In February 2015, the European Commission set out its plans for a framework strategy for a resilient energy union with a forward-looking climate change policy in a Communication (COM(2015) 80 final). The Communication proposes five dimensions for the strategy, one of which is decarbonising the economy.
On 11 December 2018, the EU adopted Directive 2018/2001/EU on the promotion of the use of energy from renewable sources. The new regulatory framework includes a binding renewable energy target for the EU for 2030 of 32 % with an upwards revision clause by 2023. This will greatly contribute to the Commission's political priority as expressed by President Juncker in 2014 for the European Union to become the world number one in renewables. This will allow Europe to keep its leadership role in the fight against climate change, in the clean energy transition and in meeting the goals set by the Paris Agreement.
Becoming the world’s first climate-neutral continent by 2050 is the greatest challenge and opportunity of our times. To achieve this, on 11 December 2019 the European Commission presented the European Green Deal (COM(2019) 640 final), the most ambitious package of measures that should enable European citizens and businesses to benefit from sustainable green transition. Measures accompanied with an initial roadmap of key policies range from ambitiously cutting emissions, to investing in cutting-edge research and innovation, to preserving Europe’s natural environment. Above all, the European Green Deal sets a path for a transition that is just and socially fair. It is designed in such a way as to leave no individual or region behind in the great transformation ahead.
The Green Deal is an integral part of the Commission’s strategy to implement the United Nation’s 2030 Agenda and the sustainable development goals, and the other priorities announced in President von der Leyen’s political guidelines. As part of the Green Deal, the Commission will refocus the European Semester process of macroeconomic coordination to integrate the United Nations’ sustainable development goals, to put sustainability and the well-being of citizens at the centre of economic policy, and the sustainable development goals at the heart of the EU’s policymaking and action.
- Energy (t_nrg), see:
- Energy statistics - main indicators (t_nrg_ind)
- Energy statistics - quantities (t_nrg_quant)
- Energy (nrg), see:
- Energy statistics - quantities, annual data (nrg_quanta)
- Energy Statistics Manual
- Energy statistics — quantities (ESMS metadata file — nrg_quant_esms)

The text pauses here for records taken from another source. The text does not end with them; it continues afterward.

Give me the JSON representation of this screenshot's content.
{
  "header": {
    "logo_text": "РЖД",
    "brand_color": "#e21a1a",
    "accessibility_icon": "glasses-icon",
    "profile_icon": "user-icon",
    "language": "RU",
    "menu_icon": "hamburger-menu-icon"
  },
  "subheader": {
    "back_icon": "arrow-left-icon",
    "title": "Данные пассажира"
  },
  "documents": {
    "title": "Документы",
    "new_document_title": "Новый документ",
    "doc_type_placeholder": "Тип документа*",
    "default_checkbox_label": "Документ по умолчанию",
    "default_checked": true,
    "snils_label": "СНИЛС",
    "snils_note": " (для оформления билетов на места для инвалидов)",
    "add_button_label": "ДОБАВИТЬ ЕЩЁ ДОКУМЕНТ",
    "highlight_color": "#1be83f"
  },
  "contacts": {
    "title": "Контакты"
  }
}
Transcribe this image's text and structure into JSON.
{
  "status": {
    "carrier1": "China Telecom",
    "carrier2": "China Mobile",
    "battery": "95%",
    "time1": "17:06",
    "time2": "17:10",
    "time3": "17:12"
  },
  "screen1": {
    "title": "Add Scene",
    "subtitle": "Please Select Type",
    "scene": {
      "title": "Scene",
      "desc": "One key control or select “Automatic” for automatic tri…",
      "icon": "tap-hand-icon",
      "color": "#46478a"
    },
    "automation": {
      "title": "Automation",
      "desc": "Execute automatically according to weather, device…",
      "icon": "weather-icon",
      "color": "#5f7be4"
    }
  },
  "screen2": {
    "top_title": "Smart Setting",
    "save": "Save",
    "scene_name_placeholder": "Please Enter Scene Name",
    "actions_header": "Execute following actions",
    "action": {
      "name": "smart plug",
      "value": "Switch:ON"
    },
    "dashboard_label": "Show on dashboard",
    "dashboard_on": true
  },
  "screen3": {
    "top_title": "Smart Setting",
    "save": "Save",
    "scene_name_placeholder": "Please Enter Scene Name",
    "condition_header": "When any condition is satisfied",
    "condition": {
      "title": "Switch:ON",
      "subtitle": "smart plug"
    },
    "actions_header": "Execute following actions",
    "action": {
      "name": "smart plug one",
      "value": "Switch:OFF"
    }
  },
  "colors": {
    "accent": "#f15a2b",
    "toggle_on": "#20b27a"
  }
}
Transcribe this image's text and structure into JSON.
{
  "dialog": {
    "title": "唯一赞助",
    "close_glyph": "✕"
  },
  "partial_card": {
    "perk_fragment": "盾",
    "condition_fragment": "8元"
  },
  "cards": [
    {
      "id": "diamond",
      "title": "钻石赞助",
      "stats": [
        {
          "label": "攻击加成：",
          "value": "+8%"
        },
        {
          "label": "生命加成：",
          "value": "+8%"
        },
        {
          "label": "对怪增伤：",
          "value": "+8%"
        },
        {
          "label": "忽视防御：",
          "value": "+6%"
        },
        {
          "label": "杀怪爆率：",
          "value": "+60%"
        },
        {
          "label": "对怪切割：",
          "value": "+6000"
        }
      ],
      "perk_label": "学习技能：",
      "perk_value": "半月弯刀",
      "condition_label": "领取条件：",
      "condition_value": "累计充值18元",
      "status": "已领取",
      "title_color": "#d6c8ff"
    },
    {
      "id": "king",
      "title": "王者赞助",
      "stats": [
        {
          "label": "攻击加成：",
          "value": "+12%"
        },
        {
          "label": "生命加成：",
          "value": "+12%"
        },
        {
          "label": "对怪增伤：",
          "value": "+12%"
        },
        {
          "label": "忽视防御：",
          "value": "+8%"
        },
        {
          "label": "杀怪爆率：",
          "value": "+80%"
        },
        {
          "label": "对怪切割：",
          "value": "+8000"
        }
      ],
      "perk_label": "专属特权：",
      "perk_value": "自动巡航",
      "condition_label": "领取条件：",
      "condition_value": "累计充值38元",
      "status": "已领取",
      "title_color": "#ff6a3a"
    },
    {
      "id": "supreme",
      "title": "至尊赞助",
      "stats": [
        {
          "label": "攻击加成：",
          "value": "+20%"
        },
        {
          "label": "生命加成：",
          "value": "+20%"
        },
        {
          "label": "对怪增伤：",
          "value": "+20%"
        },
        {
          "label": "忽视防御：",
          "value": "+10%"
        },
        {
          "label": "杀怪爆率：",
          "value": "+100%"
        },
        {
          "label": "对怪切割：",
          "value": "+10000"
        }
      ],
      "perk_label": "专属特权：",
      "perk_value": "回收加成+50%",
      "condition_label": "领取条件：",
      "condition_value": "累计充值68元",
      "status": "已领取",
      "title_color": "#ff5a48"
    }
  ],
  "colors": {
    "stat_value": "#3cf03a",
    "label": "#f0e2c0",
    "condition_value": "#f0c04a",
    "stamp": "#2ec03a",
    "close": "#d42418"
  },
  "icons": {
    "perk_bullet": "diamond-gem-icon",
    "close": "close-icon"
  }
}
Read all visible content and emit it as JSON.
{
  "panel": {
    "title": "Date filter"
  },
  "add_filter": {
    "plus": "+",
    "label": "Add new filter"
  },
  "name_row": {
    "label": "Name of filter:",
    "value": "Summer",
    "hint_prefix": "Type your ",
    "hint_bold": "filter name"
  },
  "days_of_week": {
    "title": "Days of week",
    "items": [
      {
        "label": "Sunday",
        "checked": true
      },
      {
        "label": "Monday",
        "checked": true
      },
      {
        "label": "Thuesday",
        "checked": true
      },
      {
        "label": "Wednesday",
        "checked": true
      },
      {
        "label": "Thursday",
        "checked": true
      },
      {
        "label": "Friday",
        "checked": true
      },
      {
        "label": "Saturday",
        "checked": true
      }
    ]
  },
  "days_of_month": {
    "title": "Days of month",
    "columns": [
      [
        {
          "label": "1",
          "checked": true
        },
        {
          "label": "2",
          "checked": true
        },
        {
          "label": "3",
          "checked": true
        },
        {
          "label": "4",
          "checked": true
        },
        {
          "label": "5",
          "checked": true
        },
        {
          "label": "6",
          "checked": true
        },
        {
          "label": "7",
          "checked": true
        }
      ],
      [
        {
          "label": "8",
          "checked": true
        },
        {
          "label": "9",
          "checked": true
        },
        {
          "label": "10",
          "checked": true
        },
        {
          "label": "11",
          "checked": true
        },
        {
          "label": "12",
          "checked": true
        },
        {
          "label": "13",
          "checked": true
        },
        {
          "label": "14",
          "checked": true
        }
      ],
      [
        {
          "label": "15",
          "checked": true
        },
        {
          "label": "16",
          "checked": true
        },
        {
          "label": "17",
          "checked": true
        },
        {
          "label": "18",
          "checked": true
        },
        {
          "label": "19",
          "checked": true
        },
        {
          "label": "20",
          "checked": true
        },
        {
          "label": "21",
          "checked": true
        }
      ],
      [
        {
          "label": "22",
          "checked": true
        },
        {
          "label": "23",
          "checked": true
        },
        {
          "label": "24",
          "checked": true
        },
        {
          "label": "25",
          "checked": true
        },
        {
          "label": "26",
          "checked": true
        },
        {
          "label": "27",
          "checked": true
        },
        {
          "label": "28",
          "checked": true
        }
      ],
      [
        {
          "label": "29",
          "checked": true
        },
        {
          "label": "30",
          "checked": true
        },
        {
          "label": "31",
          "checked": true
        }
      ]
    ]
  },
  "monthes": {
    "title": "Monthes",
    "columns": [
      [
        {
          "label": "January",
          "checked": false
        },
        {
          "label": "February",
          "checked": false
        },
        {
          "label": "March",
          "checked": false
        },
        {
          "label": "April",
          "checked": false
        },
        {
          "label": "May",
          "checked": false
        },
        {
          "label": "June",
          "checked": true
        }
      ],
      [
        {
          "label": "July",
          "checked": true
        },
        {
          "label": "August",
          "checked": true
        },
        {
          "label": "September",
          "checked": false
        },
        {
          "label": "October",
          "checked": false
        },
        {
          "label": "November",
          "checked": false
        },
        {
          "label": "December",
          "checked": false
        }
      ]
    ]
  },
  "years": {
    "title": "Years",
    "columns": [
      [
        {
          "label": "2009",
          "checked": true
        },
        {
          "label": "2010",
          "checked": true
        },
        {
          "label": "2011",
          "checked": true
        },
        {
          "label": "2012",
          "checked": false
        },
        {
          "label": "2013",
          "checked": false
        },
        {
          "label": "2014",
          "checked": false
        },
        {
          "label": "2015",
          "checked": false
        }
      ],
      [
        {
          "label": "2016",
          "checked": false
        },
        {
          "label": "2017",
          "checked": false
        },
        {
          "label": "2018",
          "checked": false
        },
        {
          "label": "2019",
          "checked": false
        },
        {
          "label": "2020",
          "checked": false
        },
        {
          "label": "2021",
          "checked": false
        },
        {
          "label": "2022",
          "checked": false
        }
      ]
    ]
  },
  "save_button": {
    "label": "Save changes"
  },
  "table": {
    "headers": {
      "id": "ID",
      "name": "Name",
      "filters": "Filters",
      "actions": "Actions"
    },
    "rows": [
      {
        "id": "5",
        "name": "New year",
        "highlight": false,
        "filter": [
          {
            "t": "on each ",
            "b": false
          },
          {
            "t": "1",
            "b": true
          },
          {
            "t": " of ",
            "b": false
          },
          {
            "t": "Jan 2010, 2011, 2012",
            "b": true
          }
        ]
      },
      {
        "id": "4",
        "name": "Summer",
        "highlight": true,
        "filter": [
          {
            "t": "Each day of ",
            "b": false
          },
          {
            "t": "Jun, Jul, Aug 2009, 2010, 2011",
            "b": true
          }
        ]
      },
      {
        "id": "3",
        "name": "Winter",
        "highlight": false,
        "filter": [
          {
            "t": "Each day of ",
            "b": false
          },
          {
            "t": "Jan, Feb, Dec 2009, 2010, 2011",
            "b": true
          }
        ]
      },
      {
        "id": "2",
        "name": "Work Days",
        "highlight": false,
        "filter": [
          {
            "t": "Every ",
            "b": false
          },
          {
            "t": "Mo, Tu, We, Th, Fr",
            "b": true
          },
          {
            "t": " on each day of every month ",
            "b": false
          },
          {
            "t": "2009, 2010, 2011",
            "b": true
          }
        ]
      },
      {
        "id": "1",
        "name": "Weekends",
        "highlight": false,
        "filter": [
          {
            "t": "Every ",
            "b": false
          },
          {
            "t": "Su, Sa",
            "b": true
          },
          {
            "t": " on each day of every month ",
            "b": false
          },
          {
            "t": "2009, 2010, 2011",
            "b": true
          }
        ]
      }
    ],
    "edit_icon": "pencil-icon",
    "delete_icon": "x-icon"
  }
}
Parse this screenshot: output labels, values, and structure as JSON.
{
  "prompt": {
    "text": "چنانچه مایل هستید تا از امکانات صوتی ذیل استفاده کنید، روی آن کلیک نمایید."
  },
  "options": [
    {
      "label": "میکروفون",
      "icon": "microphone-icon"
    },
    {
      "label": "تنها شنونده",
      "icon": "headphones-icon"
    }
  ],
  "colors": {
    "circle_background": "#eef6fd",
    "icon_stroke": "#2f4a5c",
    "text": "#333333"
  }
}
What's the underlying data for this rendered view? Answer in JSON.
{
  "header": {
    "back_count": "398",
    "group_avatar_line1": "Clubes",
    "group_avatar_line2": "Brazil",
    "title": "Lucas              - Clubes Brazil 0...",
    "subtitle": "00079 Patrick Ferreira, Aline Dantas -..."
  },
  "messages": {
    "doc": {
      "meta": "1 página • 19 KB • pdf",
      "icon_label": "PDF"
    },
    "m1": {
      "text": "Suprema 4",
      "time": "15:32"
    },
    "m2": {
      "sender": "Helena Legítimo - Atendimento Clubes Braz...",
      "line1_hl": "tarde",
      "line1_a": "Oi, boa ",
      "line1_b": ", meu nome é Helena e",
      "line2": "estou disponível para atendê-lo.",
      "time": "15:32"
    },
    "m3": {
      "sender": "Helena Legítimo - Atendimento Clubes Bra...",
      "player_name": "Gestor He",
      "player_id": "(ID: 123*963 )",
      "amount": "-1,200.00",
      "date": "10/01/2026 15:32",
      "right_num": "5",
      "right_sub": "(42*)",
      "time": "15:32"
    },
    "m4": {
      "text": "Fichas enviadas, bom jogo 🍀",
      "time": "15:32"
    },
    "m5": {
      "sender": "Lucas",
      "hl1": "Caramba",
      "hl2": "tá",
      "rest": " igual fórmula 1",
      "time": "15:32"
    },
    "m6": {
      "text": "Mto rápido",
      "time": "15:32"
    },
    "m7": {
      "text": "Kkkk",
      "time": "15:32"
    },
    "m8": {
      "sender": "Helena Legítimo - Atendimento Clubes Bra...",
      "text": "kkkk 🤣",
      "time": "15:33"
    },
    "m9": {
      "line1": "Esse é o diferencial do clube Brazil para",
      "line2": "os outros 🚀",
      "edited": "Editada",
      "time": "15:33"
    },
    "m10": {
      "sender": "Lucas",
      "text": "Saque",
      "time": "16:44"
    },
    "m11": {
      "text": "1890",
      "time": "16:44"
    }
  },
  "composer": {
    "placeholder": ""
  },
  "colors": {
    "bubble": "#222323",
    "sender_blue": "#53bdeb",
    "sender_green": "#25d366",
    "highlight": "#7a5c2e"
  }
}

- Share of energy from renewable sources (nrg_ind_ren) (ESMS metadata file — nrg_ind_ren_esms)
* This designation is without prejudice to positions on status, and is in line with UNSCR 1244/1999 and the ICJ Opinion on the Kosovo declaration of independence.